**** Records shown

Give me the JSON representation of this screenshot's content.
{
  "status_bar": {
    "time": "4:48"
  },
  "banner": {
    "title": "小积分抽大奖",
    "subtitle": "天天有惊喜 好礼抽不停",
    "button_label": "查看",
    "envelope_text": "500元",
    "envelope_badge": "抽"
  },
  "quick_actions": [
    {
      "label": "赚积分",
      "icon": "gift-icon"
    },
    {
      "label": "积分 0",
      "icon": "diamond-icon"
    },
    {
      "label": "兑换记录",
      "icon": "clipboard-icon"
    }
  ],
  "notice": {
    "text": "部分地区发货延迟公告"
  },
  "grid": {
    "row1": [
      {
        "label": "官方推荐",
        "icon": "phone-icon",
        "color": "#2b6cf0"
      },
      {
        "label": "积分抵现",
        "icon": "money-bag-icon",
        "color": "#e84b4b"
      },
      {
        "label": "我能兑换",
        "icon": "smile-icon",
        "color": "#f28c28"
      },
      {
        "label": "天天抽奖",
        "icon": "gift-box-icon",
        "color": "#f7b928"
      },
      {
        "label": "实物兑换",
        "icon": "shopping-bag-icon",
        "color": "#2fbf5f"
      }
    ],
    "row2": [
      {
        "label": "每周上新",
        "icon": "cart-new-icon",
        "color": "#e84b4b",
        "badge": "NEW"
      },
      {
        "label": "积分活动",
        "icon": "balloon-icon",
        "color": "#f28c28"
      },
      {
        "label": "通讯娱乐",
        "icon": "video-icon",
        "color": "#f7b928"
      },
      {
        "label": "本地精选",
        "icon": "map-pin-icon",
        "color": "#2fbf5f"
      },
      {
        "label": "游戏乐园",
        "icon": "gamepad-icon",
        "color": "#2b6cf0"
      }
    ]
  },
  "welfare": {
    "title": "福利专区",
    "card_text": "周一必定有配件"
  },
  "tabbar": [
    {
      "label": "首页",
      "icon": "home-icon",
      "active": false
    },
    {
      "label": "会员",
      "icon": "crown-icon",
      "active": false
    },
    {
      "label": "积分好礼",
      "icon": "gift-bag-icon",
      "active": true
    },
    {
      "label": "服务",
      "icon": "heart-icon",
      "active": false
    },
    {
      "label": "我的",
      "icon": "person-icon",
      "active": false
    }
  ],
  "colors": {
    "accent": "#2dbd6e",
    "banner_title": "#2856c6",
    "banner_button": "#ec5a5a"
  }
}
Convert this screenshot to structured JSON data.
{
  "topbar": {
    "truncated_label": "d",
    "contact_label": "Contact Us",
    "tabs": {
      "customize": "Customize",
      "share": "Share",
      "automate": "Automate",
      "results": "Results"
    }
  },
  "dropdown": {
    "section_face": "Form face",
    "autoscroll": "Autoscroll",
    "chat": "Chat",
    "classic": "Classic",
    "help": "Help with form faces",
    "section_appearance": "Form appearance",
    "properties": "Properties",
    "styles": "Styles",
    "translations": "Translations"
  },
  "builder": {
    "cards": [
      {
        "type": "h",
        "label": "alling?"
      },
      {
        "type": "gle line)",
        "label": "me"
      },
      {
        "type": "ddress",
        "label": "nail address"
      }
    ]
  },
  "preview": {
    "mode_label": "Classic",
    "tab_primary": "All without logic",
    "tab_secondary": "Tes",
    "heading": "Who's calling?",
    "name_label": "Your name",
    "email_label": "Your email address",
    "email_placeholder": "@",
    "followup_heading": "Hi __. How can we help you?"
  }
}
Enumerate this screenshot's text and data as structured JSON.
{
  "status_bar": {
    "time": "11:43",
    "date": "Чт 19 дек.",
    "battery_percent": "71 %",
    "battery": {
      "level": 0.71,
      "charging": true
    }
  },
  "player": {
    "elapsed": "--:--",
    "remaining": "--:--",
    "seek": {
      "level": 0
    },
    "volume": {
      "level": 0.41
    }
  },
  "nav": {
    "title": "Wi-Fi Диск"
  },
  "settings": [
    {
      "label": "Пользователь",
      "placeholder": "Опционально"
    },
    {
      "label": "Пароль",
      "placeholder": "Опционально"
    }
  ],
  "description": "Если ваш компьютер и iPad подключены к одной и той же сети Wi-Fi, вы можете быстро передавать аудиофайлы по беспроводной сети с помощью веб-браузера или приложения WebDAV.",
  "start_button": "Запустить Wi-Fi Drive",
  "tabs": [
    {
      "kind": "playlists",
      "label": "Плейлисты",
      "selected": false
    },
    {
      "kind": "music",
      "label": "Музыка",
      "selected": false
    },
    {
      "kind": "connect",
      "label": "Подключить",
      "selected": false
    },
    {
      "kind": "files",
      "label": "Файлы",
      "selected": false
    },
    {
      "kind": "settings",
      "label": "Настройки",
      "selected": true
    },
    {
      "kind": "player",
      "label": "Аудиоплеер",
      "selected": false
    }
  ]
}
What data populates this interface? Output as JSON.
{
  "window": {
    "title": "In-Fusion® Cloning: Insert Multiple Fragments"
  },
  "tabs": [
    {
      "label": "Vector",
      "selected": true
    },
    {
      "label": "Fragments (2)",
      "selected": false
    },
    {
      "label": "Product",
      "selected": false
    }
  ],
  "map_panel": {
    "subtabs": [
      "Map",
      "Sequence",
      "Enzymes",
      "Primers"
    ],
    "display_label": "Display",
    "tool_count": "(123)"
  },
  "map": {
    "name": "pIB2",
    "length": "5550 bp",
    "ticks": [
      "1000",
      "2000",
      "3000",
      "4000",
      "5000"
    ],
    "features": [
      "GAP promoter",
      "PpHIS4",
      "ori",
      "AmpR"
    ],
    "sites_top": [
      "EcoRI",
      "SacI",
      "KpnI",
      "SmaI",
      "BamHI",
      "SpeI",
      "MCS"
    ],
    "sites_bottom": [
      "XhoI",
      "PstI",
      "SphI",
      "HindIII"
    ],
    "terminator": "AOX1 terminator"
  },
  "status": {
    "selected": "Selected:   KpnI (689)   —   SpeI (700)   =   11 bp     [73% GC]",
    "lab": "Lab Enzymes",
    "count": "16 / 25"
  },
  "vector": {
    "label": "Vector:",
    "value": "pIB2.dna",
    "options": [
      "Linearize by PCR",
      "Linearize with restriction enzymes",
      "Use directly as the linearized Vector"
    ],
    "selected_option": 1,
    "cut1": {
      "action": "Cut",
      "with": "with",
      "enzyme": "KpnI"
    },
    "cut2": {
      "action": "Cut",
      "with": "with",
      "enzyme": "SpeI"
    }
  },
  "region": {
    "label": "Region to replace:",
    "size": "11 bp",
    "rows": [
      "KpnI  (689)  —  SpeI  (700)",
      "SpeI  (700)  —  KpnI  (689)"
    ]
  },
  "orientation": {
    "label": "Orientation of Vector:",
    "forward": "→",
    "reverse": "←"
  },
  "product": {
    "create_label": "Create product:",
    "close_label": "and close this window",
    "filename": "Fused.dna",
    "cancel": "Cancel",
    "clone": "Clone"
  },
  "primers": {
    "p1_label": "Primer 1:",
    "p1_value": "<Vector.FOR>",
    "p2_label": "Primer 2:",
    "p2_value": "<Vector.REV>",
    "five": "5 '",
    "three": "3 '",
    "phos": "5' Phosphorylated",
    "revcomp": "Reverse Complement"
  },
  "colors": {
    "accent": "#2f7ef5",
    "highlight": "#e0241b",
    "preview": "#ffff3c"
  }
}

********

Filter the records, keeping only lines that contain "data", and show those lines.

■ Exercise response
Convert this screenshot to structured JSON data.
Enumerate this screenshot's text and data as structured JSON.
What data populates this interface? Output as JSON.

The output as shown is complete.